      • Anti-VEGF (neovascularization) injections In some cases of vitreous hemorrhage, injections alone may allow bleeding to absorb. It has also been shown to be as good as laser treatment, but this option entails frequent injections and follow up. 
      • Pars Plana Vitrectomy If laser is not possible and the blood does not disappear on its own, it can be remove with an operation called  Pars Plana Vitrectomy. This surgery is done in the hospital or ambulatory surgical center, under general or local anesthesia. This procedure also used to remove the blood and  scar tissue. Surgeon may also do laser intraoperatively, to prevent later development of neovascularization and to  seal any tears in the retina. If there are tears, the surgeon may place special  gas bubble, or silicone oil inside the eye to press the retina completely against the back wall of the eye while the laser takes hold. The patient should position his/her head facing down for 1-2 weeks after the surgery if gas is used. No air or high altitude (mountainous area)  travel for 1-6 weeks, depending on gas used.  In time gas bubble will disappear and replace by the eye’s own fluid.

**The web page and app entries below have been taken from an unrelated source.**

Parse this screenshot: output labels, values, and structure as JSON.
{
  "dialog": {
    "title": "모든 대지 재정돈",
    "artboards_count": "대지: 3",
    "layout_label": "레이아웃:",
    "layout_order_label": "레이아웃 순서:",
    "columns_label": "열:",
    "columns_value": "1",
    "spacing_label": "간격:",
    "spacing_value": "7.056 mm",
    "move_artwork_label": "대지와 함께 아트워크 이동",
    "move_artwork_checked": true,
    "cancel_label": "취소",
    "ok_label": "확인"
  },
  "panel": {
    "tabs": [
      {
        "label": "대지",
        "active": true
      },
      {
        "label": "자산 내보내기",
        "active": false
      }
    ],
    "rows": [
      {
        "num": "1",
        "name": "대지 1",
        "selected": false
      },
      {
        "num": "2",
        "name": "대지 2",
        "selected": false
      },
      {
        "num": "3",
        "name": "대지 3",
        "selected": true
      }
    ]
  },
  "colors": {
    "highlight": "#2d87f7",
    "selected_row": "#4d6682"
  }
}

Fig 14 Dr. Uy and his surgical team doing a Pars Plana Vitrectomy with the Bausch and Lomb Stellaris PC and Zeiss Operating Microscope.